As of the current date, China is the world’s largest CO2 emitter followed by the United States the European Union, the Indian sub-continent and the Russian Federation [62,63]. On the other hand, the African continent is the lowest contributor of greenhouse gas emissions, with very low per capita CO2 emissions compared with other continents [62]. According to the World Resources Institute, Africa has been responsible for less than 0.01% of all emissions [62]. Despite being the lowest contributor, the African continent is the worst sufferer of any climate change related adversity, ranging from economic growth and sustainable development to infectious diseases [64]. However, in the case of the COVID-19 pandemic the trend is different; where African continent is the least affected so far. It is far too early to reach a conclusion, as experts are warning that the rise of infection peak in Africa is yet to materialize. The origination and spread of SARS-CoV-2 virus in the biggest CO2 emitting countries is higher than in African countries [7,29]; which could be mere coincidence. Within the African continent, a similar trend was observed with South Africa being the major contributor in total greenhouse gas emissions and higher number of confirmed COVID-19 cases [7,62]. All the figures, support being optimistic at this stage about developing some models which can identify the links between climate change and current and future pandemics. It is also believed that this pandemic will offer an opportunity to understand the further consequences of climate change and related pandemics.

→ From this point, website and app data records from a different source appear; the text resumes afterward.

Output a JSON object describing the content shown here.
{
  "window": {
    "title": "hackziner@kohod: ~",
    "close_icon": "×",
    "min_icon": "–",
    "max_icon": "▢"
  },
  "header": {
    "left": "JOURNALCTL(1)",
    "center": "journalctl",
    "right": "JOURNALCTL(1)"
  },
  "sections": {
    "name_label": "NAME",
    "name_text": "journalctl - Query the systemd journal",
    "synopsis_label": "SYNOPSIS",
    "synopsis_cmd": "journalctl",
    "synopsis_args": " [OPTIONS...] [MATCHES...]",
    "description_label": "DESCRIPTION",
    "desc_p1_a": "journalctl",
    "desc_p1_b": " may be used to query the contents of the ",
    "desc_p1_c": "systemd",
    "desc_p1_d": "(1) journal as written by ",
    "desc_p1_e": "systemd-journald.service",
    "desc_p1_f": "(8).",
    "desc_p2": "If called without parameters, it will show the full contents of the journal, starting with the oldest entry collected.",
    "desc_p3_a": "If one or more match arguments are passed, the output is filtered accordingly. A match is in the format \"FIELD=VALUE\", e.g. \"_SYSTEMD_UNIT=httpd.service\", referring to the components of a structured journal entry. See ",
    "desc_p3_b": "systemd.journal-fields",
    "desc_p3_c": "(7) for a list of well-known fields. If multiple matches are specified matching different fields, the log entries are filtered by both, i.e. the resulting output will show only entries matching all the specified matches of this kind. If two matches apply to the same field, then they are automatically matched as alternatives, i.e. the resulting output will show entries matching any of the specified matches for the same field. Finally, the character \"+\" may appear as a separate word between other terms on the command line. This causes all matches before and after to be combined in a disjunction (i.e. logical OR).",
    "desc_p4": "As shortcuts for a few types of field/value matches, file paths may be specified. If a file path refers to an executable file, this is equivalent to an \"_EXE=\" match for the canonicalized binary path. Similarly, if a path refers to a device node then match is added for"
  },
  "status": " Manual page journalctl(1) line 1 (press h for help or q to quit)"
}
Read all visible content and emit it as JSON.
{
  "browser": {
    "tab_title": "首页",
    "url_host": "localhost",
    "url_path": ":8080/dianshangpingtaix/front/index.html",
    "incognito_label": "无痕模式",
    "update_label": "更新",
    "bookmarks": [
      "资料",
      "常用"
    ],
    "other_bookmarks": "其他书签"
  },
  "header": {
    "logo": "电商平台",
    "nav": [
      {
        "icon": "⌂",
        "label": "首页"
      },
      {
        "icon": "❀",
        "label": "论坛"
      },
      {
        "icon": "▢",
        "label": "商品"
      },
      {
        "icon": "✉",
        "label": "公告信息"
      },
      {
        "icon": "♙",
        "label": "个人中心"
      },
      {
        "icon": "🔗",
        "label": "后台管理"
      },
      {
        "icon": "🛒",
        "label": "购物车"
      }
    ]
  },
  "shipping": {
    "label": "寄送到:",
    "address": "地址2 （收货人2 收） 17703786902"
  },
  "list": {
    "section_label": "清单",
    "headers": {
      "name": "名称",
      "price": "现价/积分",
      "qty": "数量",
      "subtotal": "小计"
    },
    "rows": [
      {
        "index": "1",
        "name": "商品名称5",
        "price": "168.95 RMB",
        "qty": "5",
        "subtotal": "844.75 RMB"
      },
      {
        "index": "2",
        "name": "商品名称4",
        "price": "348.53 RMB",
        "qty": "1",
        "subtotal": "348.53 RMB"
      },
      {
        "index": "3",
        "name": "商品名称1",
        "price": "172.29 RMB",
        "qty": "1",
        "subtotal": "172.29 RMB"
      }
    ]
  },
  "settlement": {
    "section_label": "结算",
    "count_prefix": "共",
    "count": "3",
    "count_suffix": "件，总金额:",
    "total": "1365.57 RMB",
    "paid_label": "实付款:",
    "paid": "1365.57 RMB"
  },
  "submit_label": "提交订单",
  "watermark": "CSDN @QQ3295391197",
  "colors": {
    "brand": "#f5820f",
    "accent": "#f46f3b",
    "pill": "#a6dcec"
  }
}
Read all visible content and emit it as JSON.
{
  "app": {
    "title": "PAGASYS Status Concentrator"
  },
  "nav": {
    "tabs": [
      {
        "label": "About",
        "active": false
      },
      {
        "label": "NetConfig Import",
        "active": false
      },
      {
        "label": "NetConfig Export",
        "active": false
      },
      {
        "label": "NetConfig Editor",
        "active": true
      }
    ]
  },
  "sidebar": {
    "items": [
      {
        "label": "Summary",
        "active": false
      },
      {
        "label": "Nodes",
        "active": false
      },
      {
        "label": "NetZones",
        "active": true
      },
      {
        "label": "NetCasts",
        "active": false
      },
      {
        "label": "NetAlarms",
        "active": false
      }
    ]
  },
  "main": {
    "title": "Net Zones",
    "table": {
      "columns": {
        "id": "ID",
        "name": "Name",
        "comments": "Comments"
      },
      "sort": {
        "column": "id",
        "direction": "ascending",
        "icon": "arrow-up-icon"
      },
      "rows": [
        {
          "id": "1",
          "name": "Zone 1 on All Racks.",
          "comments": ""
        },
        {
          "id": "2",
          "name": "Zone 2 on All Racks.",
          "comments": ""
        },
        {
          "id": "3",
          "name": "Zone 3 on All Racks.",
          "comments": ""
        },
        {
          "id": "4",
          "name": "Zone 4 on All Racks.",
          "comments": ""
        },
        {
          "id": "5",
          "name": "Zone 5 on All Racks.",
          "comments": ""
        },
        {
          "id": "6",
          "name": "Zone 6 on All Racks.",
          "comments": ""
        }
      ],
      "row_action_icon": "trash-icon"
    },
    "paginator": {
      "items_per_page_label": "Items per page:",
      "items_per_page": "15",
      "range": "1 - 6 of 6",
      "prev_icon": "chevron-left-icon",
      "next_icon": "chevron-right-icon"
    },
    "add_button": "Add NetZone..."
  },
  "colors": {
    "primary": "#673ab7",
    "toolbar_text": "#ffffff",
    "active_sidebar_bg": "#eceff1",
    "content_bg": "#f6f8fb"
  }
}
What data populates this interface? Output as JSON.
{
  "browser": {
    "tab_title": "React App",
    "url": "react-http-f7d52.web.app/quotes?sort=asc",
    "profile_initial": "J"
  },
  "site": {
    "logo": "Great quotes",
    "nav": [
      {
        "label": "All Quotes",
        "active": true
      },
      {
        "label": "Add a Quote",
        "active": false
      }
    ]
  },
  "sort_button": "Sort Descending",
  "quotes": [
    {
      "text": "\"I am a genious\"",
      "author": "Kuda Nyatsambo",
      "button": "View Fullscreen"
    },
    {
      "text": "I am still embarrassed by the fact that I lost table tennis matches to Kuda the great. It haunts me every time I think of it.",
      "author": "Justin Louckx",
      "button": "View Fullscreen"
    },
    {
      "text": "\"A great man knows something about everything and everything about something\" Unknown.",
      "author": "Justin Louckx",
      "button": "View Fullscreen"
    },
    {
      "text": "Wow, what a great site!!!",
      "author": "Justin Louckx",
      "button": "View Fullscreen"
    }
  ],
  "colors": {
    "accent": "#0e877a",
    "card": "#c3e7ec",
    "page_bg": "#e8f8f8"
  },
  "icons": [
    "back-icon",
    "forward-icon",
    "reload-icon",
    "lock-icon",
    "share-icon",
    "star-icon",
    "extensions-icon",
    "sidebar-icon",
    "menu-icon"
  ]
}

As of now, COVID-19 continues to spread globally, with increasing morbidity and mortality, with some control in the African continent compared to the other parts of the world. The swift actions against this pandemics imposed by the governments have been effective so far. However, as the majority African population is living from hand to mouth, these measures cannot sustain for long. Some countries including South Africa and Ghana have already started lifting or relaxing these restrictions due to the high impact on their economies. Therefore besides these restrictions other mitigation strategies, to improve economies and to provide basic benefits to public, need to be implemented by the governments. Based on past experiences, there is a scope of suppressing transmission of COVID-19, provided governments and the public will change their behaviour towards this virus as they did previously for Ebola, HIV, Polio and other outbreaks. However, it comes as no surprise that Africans can’t confront this alone, and therefore global support in any form can assist Africa to step ahead of this pandemic.


Shabir Ahmad Lone Clinical Microbiology and Infectious Diseases, School of Pathology, Health Sciences, University of the Witwatersrand, Johannesburg, South Africa